names and numbers

Richard Pyle deepreef at BISHOPMUSEUM.ORG
Wed Oct 17 11:50:59 CDT 2001


> This brings us to another point that's not been addressed.  Do you always
> accept all the proposed new taxa described in your field?  Just
> because it's
> validly described and published, that doesn't mean its a valid taxon by
> anybody's criteria except the author's.  For example, a new race may be
> described based on an inadequate sample (of specimens or of localities).

Taxon names as legitimately described via IC_N are, and always will be,
objective concepts.  Assertions about whether the primary type specimens of
those names are concspecific with the the primary type specimens of other
taxon names (which is fundamentally what a "synonym" is) are, and always
will be, subjective concepts.  But while the assertion itself if based on a
subjective decision, the existence and nature of the assertion is objective
(depending on the extent to which one tries to define the limits of the
assertion). Universal serial numbers are very useful for applying to
objective concepts, because they allow different computer databases to
quickly and reliably match-up logically (objectively) identical concepts.

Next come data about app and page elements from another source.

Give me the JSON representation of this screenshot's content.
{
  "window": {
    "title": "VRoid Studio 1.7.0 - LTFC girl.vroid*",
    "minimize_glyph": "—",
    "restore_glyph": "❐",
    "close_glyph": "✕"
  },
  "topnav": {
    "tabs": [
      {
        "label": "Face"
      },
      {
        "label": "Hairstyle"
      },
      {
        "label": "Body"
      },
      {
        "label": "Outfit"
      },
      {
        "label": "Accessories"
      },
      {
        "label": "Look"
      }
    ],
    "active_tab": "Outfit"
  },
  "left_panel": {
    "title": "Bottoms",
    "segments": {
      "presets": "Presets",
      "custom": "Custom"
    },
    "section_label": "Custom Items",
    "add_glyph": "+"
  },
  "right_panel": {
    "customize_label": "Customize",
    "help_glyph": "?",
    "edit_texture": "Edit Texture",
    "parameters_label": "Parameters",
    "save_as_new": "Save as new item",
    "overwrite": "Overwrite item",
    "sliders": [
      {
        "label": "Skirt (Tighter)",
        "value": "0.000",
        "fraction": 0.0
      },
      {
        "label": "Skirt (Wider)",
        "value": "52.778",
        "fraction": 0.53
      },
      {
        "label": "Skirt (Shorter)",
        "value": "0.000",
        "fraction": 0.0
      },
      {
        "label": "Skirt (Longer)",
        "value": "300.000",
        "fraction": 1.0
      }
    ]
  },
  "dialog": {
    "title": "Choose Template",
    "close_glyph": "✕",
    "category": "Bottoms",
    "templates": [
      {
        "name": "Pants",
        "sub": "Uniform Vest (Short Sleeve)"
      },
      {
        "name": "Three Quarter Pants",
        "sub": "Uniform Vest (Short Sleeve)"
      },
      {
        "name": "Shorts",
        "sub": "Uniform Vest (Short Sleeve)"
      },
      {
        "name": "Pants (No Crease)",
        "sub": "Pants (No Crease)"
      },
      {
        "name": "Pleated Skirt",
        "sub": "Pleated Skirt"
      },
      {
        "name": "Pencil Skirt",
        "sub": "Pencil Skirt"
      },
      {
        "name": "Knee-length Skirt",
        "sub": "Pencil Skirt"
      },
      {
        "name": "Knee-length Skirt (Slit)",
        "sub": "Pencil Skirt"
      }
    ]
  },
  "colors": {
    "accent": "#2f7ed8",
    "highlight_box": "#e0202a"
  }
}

> Now what?  Some collections may accept the new name and assign the new
> number to those of their specimens that agree with the description.  Other
> curators don't accept the new name and keep the old number for all their
> specimens.  There goes the utility of the numbers.

That's why it's generally better to assign taxon names to specimens via
*assertions*, rather than directly to the names themselves.  This may seem
convoluted, but it's actually what most museums do already.  Many specimen
labels and corresponding database entries have "Identfied by" data.  Such
data constitute, in my view, an assertion about a taxon name. For example,
specimen 1234 was identified as "Genus species Smith 1999" by Jones in 2001.
This means that Jones had, in 2001, a concept of "Genus species Smith 1999"
that placed specimen 1234 within the same taxon circumscription as the
primary type of "Genus species Smith 1999".  So, the identification really
would be:

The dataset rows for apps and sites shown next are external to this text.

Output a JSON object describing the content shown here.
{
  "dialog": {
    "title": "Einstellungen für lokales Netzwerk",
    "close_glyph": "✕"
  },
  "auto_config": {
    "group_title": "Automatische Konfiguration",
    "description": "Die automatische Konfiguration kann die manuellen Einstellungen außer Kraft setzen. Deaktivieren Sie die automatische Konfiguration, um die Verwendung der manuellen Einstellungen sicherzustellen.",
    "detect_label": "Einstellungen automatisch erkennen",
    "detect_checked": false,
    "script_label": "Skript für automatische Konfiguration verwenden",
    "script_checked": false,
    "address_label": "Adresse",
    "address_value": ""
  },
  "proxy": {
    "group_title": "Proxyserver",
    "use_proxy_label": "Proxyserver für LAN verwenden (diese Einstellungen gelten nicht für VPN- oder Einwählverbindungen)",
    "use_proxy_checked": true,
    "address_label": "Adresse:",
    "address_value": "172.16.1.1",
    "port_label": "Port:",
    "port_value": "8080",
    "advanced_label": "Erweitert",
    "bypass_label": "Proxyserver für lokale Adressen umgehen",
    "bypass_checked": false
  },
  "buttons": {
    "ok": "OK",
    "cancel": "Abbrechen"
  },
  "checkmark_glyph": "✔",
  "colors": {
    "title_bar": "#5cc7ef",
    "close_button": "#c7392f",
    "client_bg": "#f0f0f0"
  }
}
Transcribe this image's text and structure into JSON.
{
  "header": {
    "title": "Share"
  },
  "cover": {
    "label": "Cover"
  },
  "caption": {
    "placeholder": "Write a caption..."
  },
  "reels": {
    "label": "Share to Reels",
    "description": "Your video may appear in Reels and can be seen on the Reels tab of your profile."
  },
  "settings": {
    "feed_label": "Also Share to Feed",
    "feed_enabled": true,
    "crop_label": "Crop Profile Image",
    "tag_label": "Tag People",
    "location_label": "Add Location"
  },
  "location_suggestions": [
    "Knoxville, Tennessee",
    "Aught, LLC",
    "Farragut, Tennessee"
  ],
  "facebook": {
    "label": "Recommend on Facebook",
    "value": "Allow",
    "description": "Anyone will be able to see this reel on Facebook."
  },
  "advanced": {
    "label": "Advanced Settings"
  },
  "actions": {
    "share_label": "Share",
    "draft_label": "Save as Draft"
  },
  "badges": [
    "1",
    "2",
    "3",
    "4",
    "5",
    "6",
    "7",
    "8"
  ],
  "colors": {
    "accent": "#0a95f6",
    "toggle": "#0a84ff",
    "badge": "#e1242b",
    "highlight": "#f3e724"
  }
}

Specimen 1234 is assigned to the assertion "Genus species Smith 1999, sensu
Jones 2001"

So, if we had universal ID numbers for both names, and the objective
components of assertions, then a consumer of this identification information
would have a better understanding of what Specimen 1234 was, whether or not
said information consumer agreed or disagreed with Jones' concept of the
taxon represented by the name "Genus species Smith 1999".

In fact, specimen identifications are the *ultimate* assertions, because
they tie names directly to the biological world, rather than to abstract
representations of the biological world, such as poupulations of geographic
distributions.

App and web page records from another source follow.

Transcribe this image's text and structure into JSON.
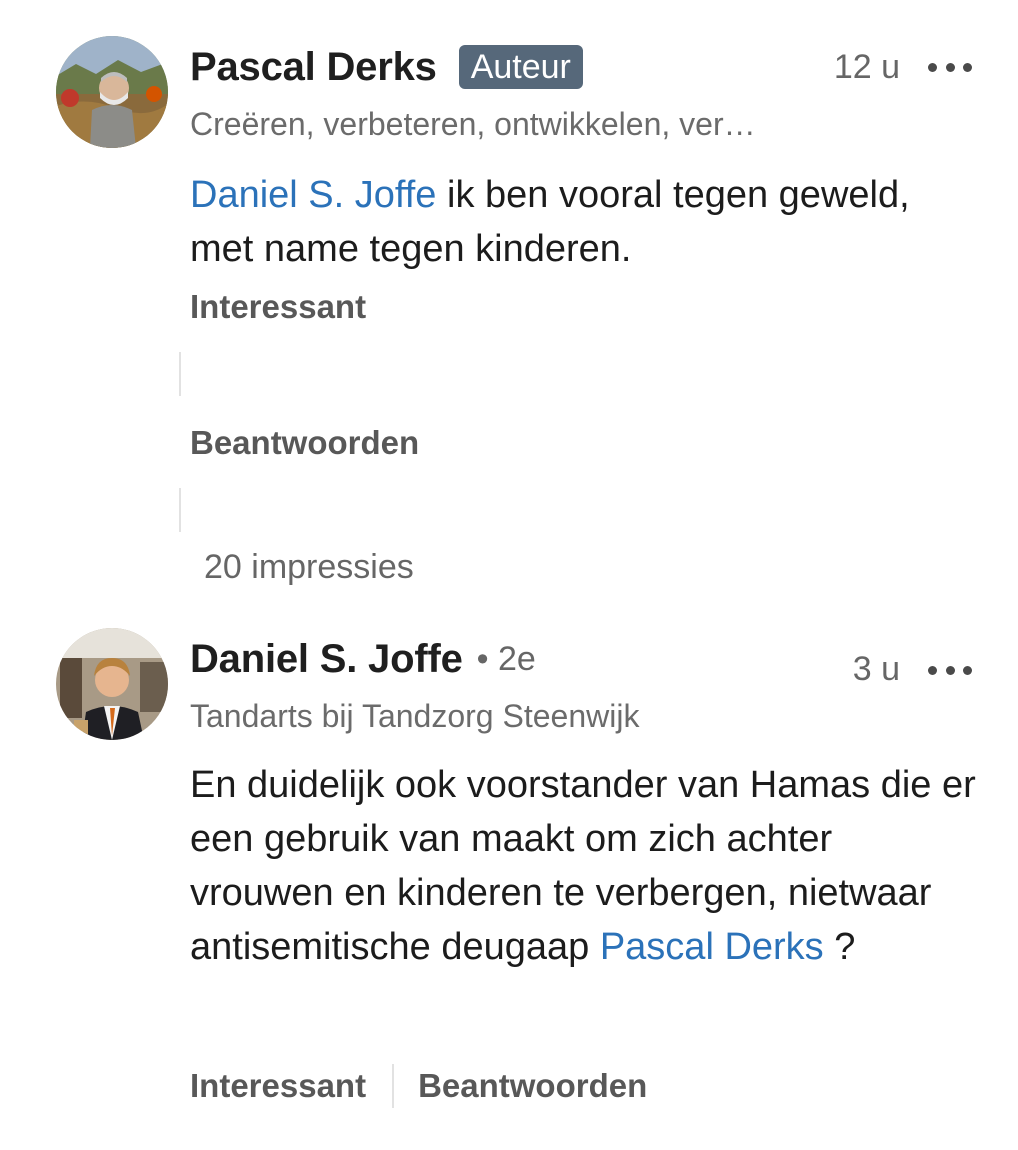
{
  "comments": [
    {
      "author": "Pascal Derks",
      "badge": "Auteur",
      "time": "12 u",
      "headline": "Creëren, verbeteren, ontwikkelen, ver…",
      "mention": "Daniel S. Joffe",
      "text": " ik ben vooral tegen geweld, met name tegen kinderen.",
      "like_label": "Interessant",
      "reply_label": "Beantwoorden",
      "impressions": "20 impressies"
    },
    {
      "author": "Daniel S. Joffe",
      "degree": "• 2e",
      "time": "3 u",
      "headline": "Tandarts bij Tandzorg Steenwijk",
      "text": "En duidelijk ook voorstander van Hamas die er een gebruik van maakt om zich achter vrouwen en kinderen te verbergen, nietwaar antisemitische deugaap ",
      "mention": "Pascal Derks",
      "text_end": " ?",
      "like_label": "Interessant",
      "reply_label": "Beantwoorden"
    }
  ],
  "colors": {
    "mention": "#2b72b9",
    "badge_bg": "#56687a",
    "secondary_text": "#666666"
  },
  "icons": {
    "more": "more-options-icon"
  }
}
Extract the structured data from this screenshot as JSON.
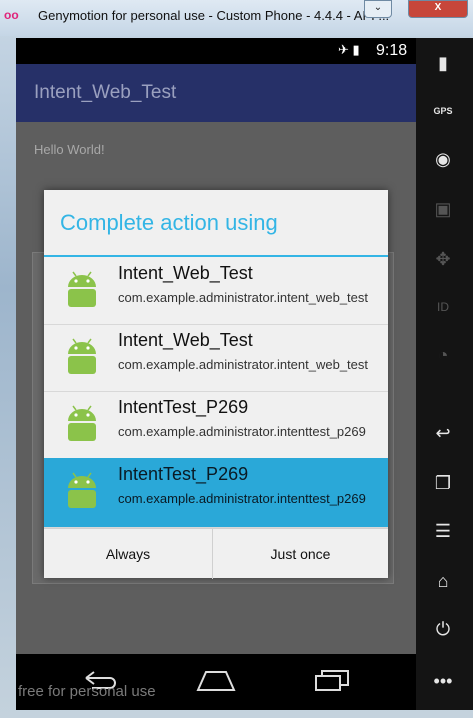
{
  "window": {
    "title": "Genymotion for personal use - Custom Phone - 4.4.4 - API ...",
    "logo": "oo",
    "minimize_label": "⌄",
    "close_label": "X"
  },
  "status_bar": {
    "time": "9:18",
    "icons": "✈ ▮"
  },
  "app": {
    "title": "Intent_Web_Test",
    "hello": "Hello World!"
  },
  "dialog": {
    "title": "Complete action using",
    "items": [
      {
        "name": "Intent_Web_Test",
        "package": "com.example.administrator.intent_web_test"
      },
      {
        "name": "Intent_Web_Test",
        "package": "com.example.administrator.intent_web_test"
      },
      {
        "name": "IntentTest_P269",
        "package": "com.example.administrator.intenttest_p269"
      },
      {
        "name": "IntentTest_P269",
        "package": "com.example.administrator.intenttest_p269"
      }
    ],
    "always_label": "Always",
    "just_once_label": "Just once"
  },
  "watermark": "free for personal use",
  "sidebar": {
    "gps_label": "GPS",
    "id_label": "ID"
  },
  "colors": {
    "accent": "#33b5e5",
    "selected": "#2aa8d8",
    "actionbar": "#263068"
  }
}
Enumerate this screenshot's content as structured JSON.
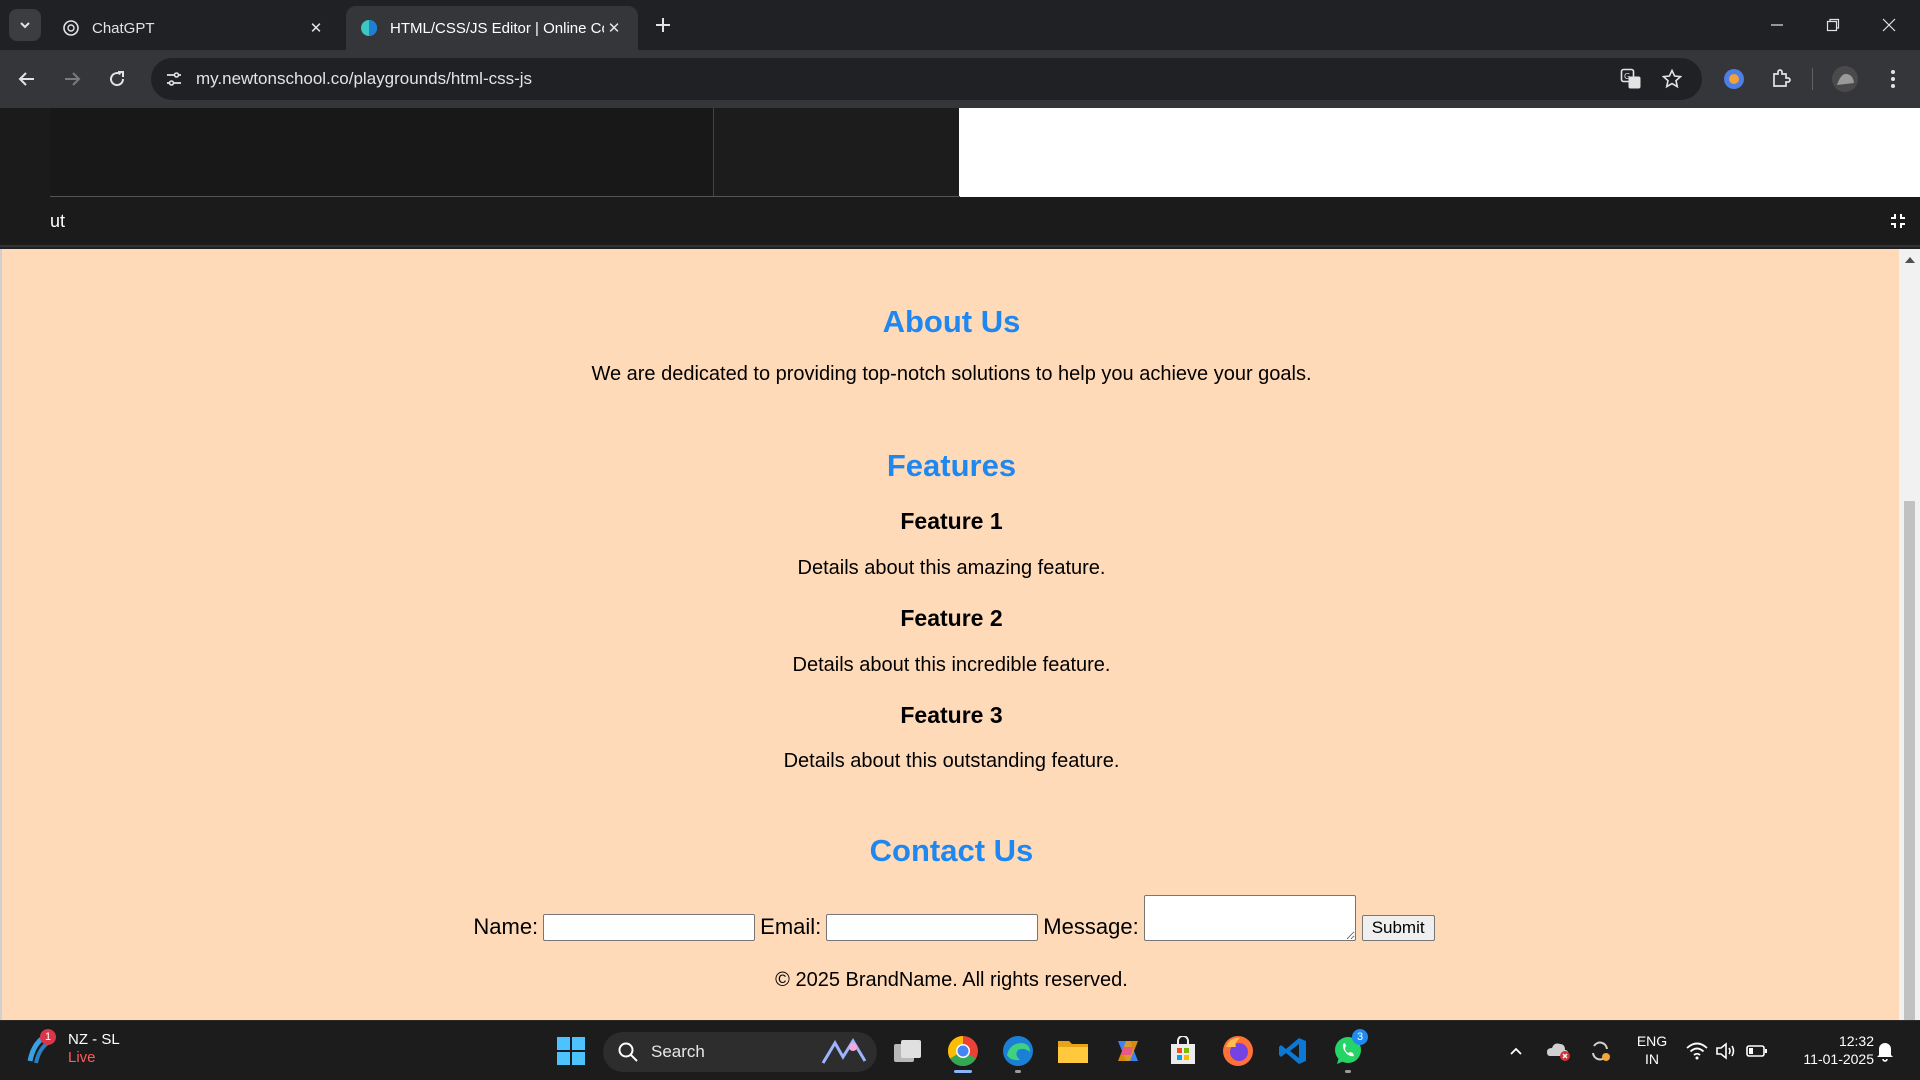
{
  "browser": {
    "tabs": [
      {
        "title": "ChatGPT",
        "active": false
      },
      {
        "title": "HTML/CSS/JS Editor | Online Co",
        "active": true
      }
    ],
    "url": "my.newtonschool.co/playgrounds/html-css-js"
  },
  "editor": {
    "output_label": "ut"
  },
  "preview": {
    "about": {
      "heading": "About Us",
      "text": "We are dedicated to providing top-notch solutions to help you achieve your goals."
    },
    "features": {
      "heading": "Features",
      "items": [
        {
          "title": "Feature 1",
          "text": "Details about this amazing feature."
        },
        {
          "title": "Feature 2",
          "text": "Details about this incredible feature."
        },
        {
          "title": "Feature 3",
          "text": "Details about this outstanding feature."
        }
      ]
    },
    "contact": {
      "heading": "Contact Us",
      "name_label": "Name:",
      "email_label": "Email:",
      "message_label": "Message:",
      "submit_label": "Submit"
    },
    "footer": "© 2025 BrandName. All rights reserved.",
    "colors": {
      "background": "#ffdab9",
      "heading": "#1e88f0"
    }
  },
  "taskbar": {
    "weather": {
      "location": "NZ - SL",
      "status": "Live",
      "badge": "1"
    },
    "search_label": "Search",
    "whatsapp_badge": "3",
    "language": {
      "line1": "ENG",
      "line2": "IN"
    },
    "clock": {
      "time": "12:32",
      "date": "11-01-2025"
    }
  }
}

Aloha,
Rich




More information about the Taxacom mailing list